• BRIEF
Retype the records exactly.

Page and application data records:
==*==

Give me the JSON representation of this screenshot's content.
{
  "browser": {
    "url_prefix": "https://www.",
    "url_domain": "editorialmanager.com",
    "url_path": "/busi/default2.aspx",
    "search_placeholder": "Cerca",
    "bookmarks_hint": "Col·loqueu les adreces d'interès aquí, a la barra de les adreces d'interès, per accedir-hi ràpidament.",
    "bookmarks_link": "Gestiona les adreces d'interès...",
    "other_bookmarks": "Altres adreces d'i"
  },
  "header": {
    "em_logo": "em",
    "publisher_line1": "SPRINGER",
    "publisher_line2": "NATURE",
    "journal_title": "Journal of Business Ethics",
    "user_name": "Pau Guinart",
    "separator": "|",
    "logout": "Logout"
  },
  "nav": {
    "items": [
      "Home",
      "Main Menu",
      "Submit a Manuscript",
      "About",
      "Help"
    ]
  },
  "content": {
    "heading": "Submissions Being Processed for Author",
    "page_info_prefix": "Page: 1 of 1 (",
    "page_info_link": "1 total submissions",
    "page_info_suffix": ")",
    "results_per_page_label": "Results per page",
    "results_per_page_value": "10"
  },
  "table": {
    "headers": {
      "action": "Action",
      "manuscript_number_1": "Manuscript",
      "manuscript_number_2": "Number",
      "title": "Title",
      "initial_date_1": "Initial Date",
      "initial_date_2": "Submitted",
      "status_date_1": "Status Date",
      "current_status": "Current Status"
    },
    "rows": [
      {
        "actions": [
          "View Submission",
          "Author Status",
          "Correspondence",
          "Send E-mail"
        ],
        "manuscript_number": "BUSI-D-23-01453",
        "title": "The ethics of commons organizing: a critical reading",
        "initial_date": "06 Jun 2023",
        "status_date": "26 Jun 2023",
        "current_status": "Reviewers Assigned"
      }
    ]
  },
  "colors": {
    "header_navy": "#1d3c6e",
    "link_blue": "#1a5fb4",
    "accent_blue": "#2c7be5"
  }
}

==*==

• ANSWER FOR THE TASK
Give me the JSON representation of this screenshot's content.
{
  "browser": {
    "url_prefix": "https://www.",
    "url_domain": "editorialmanager.com",
    "url_path": "/busi/default2.aspx",
    "search_placeholder": "Cerca",
    "bookmarks_hint": "Col·loqueu les adreces d'interès aquí, a la barra de les adreces d'interès, per accedir-hi ràpidament.",
    "bookmarks_link": "Gestiona les adreces d'interès...",
    "other_bookmarks": "Altres adreces d'i"
  },
  "header": {
    "em_logo": "em",
    "publisher_line1": "SPRINGER",
    "publisher_line2": "NATURE",
    "journal_title": "Journal of Business Ethics",
    "user_name": "Pau Guinart",
    "separator": "|",
    "logout": "Logout"
  },
  "nav": {
    "items": [
      "Home",
      "Main Menu",
      "Submit a Manuscript",
      "About",
      "Help"
    ]
  },
  "content": {
    "heading": "Submissions Being Processed for Author",
    "page_info_prefix": "Page: 1 of 1 (",
    "page_info_link": "1 total submissions",
    "page_info_suffix": ")",
    "results_per_page_label": "Results per page",
    "results_per_page_value": "10"
  },
  "table": {
    "headers": {
      "action": "Action",
      "manuscript_number_1": "Manuscript",
      "manuscript_number_2": "Number",
      "title": "Title",
      "initial_date_1": "Initial Date",
      "initial_date_2": "Submitted",
      "status_date_1": "Status Date",
      "current_status": "Current Status"
    },
    "rows": [
      {
        "actions": [
          "View Submission",
          "Author Status",
          "Correspondence",
          "Send E-mail"
        ],
        "manuscript_number": "BUSI-D-23-01453",
        "title": "The ethics of commons organizing: a critical reading",
        "initial_date": "06 Jun 2023",
        "status_date": "26 Jun 2023",
        "current_status": "Reviewers Assigned"
      }
    ]
  },
  "colors": {
    "header_navy": "#1d3c6e",
    "link_blue": "#1a5fb4",
    "accent_blue": "#2c7be5"
  }
}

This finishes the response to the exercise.